For the flaky pastry
This is Damien Pignolet’s pate brisee from his French cookbook. It is the best and most reliable shortcrust pastry I have ever used, and works beautifully for these tarts.
For a simple, flaky shortcrust pastry, toss 180g of cubed cold unsalted butter and with 240g plain flour, a tablespoon or so of water and a pinch of salt. (Good quality butter is important—I recommend using Girgar or Harmonie unsalted butter or similar). Using the heel of your hand, push down onto the flour and butter mix and push your hand away from you through the butter mix, ‘smearing’ the butter as you do so. How much water you’ll need will vary depending on the flour you’re using – add a little more if you are having trouble bringing it together.
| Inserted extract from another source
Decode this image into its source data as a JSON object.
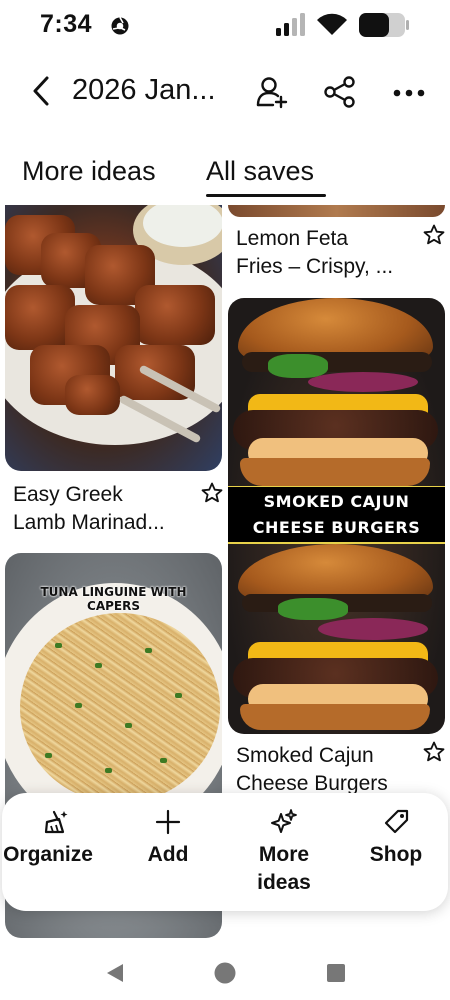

Gather the mixture back together and repeat until the dough comes together (squeeze a handful of the mixture—if it holds its shape you are done. It is better to under-mix than over-mix, don’t worry if flour and bits of butter are still visible). Gather into a flattened disc, wrap in clingfilm and leave to rest in the fridge for 30 minutes. This resting phase is vital to help prevent shrinkage.
When rested, roll the dough out between two sheets of baking paper until it is 2 or 3 mm thick. Grease six, loose bottomed, 10 cm tart tins with fluted sides (although you don’t strictly need to grease tart tins when using a buttery pastry, I always do when using the small sized tin. Just. In. Case). Place one of the tart tins on the rolled out pastry and cut a circle of pastry out around it that is about 1 cm bigger in diameter than the tin itself. Gently lift the pastry circle and press into the tin, doubling the excess over at the edge to make a slightly thicker crust. Make sure that the edges stick up a little higher than the tin to account for shrinkage when baked. Don’t be discouraged if you end up with holes here and there during this process– there’s no shame in patching! Just make sure that after patching there are no tears, gaps, holes or places where the pastry is excessively thin, otherwise the custard is more likely to leak out.
Once all the tart tins are filled with pastry, cut squares of alfoil big enough to line the pastry shells and cover the edges. Fill with rice right to the top of the tarts, place on a baking sheet and freeze for at least an hour (I often make the pastry the day before and then freeze it overnight).
Preheat the oven to 175 degrees Celsius and place the frozen tart shells (still on the baking sheet) into the oven on the top shelf. After about 15 minutes, check to see if the walls of the pastry are set and if so, carefully remove the alfoil and the rice. Check if there are spots where the pastry has shrunk too far down the walls of the tart tins or if holes or cracks have developed—in these areas don’t be afraid to massage the half cooked dough so that the pastry extends back up to the top of the tin / the holes are closed back up. Place the tart shells back into the oven and continue cooking until light golden in colour.
Your pastry cases are now ‘blind baked’ and ready to fill – see method above.